Monthly crude oil revenue was $1.255 billion in February, above the forecast $1.205 billion, with a $52.92 average price per barrel in December 2019. Production in December topped out at 1,475,685 barrels per day, according to the North Dakota Office of Management and Budget.

West Texas Intermediate crude oil prices dropped more than 20% Monday. Within minutes of the market opening the sting was felt, and by mid-morning prices were abysmal, hovering just above $30 per barrel, lows not seen in four years, according to The Washington Post.

Oil prices had already dropped as much as 10% in recent weeks due to coronavirus fears, but the weakened market suffered more over the weekend when Saudi Arabia launched an apparent price war against Russia.

The Saudis had been pushing for a cut in output to prop up prices, according to The Post, but did a reversal when Russia balked and decided, instead, to flood the market with hundreds of thousands of additional barrels per day at a steep discount — a move analysts fear may trigger a price war.

Panic triggered the first-ever forced halt on trading after the S&P 500 sank 7% shortly after open on Monday, according to The Post. The Dow Jones Industrial Average sank as low as 2,000 points.

"Certainly, the economics weren't great two weeks ago, so it's going to be a pretty rough spell," Ness said. "Let's hope it's very short-lived. I think everybody's probably going to have to do some reassessment."

Ness attributed the depressed market at the beginning of the year partially to the effect of the coronavirus outbreak, but said an oversupply of crude oil could also have been responsible.

He said the industry went through a similar situation in 2015 when OPEC tried to destroy American shale producers by lowering the price, but it didn't work.

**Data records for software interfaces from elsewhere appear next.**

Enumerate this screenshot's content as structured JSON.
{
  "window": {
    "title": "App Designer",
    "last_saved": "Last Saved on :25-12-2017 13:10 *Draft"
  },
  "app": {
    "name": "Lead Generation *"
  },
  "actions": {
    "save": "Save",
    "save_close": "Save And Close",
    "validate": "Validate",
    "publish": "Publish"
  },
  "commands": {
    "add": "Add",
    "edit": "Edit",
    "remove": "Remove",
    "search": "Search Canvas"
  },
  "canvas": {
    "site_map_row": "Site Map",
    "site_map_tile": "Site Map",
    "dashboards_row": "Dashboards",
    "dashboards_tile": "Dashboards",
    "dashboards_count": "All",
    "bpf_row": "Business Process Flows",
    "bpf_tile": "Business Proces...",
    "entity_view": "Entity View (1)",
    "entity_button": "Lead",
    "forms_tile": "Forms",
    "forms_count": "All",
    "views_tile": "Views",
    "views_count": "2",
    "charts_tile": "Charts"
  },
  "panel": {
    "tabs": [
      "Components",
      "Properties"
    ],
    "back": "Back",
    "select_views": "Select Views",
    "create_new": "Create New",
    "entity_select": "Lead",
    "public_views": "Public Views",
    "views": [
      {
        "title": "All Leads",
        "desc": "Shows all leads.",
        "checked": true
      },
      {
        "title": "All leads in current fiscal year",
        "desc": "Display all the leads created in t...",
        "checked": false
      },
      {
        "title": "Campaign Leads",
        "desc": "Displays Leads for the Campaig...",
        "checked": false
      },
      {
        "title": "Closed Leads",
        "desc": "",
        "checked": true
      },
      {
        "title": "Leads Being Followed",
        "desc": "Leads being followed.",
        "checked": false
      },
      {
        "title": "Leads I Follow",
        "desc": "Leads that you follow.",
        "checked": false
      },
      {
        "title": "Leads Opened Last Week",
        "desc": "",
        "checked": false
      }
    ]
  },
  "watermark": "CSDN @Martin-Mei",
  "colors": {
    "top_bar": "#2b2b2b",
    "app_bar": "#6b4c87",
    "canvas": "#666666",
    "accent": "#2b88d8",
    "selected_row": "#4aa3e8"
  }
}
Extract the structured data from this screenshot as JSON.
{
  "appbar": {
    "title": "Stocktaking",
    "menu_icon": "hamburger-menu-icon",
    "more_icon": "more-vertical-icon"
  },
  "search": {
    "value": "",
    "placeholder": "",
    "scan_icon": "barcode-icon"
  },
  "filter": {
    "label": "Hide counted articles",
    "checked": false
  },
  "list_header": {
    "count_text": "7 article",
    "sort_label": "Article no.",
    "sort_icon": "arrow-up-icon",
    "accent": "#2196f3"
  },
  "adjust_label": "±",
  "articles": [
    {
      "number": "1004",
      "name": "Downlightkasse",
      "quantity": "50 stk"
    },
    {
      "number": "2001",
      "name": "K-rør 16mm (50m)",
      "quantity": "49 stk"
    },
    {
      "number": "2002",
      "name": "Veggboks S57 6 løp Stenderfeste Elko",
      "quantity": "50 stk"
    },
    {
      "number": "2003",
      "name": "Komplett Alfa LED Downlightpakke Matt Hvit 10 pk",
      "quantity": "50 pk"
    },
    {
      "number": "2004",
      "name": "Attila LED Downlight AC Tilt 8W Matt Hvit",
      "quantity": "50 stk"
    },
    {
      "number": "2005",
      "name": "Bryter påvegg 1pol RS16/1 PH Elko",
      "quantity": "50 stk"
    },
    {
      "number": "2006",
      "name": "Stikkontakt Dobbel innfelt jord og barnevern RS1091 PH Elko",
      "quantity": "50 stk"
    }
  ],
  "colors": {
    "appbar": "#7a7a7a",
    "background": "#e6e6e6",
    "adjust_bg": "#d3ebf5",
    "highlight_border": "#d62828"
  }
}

He said the industry got more efficient and lowered its costs, but if this is not just a short-lived episode, the industry doesn't have that kind of fat to trim this time around.

Ness said the industry in the Bakken has done well to "squeeze the economics" to become competitive around $50 a barrel, but it becomes more difficult when the prices are much lower than that mark.

Will this be like the 2015 crash?

"It's really a question of how long it stays at those levels and what the individual decisions of those companies are," Ness said.

He said the advantage North Dakota may have is that "the core of the Bakken is still the best place to put a dollar in the American oil shale business."

Ness said he hopes that the effects of the price drop are buffered in North Dakota as a result.

Lynn Helms, director of the state Department of Mineral Resources, released a statement Monday saying while it’s never a good time for such a significant price drop, “the timing of this drop does allow the state to plan ahead for the next legislative session and will allow lawmakers to adjust priorities in preparation for the next biennium.”

The price in the North Dakota budget forecast is $48.50 per barrel at the wellhead, said Helms, which “we are significantly below at this point.”

“While the impact on revenues from gross production tax and extraction tax will be immediate,” he said, “it typically takes 3 to 6 months to work those impacts into any type of revised revenue forecasting.”

Likewise, Helms said, it typically takes three to six months for this type of price drop to impact oil and gas activity.

“Unless prices rebound within the next 30 to 60 days,” he said, “we can expect to see an impact to production and field activity. In both 2008 and 2015, similar price drops took two years for prices to fully recover. Oil production will likely remain flat to slightly down during that time.”